■ **Problem to work on**: Determine how many lines in the records include "title". Write the number and nothing more.

■ **Source data**:
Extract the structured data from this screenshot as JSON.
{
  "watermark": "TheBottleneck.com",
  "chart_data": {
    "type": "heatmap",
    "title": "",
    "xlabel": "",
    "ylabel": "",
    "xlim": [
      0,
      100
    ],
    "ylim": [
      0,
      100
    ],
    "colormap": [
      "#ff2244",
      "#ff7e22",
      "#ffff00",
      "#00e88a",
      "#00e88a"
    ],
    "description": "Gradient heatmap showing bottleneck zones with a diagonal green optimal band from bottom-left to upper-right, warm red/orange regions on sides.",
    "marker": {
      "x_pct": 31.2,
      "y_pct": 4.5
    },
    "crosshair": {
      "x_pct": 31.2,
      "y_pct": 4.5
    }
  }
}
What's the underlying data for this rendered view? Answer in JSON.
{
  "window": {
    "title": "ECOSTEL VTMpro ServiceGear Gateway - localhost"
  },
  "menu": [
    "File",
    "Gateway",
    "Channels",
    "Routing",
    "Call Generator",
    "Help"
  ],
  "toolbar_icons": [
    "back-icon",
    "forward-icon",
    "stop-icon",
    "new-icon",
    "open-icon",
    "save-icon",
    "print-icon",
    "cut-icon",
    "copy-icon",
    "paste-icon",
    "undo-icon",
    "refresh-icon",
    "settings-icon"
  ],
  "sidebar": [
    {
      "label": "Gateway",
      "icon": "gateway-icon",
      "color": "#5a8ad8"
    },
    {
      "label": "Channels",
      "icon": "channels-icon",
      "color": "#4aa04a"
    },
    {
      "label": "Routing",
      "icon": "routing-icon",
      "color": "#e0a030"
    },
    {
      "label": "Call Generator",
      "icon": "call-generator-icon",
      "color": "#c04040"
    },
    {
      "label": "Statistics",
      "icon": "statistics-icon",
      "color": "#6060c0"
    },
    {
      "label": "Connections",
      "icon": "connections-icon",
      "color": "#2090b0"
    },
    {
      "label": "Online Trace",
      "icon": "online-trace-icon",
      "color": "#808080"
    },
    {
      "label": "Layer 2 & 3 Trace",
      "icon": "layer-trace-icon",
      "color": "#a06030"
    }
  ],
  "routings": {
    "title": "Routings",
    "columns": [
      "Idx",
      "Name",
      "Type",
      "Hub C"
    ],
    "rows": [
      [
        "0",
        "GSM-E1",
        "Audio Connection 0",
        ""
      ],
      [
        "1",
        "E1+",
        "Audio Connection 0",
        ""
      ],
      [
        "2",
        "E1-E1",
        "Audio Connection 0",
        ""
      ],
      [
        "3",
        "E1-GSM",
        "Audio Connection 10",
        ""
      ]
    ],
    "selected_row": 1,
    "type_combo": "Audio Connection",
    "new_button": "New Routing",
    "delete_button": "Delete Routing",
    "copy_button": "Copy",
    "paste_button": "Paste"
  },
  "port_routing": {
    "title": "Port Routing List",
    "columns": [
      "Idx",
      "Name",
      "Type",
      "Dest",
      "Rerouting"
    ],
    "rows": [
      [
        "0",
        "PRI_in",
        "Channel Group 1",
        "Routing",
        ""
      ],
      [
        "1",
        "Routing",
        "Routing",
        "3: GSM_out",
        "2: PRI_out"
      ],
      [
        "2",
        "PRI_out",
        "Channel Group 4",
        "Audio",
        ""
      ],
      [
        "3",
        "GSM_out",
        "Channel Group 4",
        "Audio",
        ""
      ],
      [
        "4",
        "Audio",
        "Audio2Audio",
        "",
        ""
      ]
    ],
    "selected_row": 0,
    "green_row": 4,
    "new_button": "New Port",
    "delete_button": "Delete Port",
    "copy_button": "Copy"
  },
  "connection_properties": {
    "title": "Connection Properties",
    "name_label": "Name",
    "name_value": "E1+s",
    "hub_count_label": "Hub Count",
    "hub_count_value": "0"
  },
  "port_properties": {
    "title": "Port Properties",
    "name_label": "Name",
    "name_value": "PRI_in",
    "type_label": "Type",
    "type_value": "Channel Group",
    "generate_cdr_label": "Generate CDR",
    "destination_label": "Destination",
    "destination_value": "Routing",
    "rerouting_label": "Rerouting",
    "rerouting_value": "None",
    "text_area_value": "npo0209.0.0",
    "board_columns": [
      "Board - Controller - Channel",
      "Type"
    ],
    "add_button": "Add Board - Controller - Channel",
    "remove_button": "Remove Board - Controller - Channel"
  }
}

■ **Exercise solution**: 6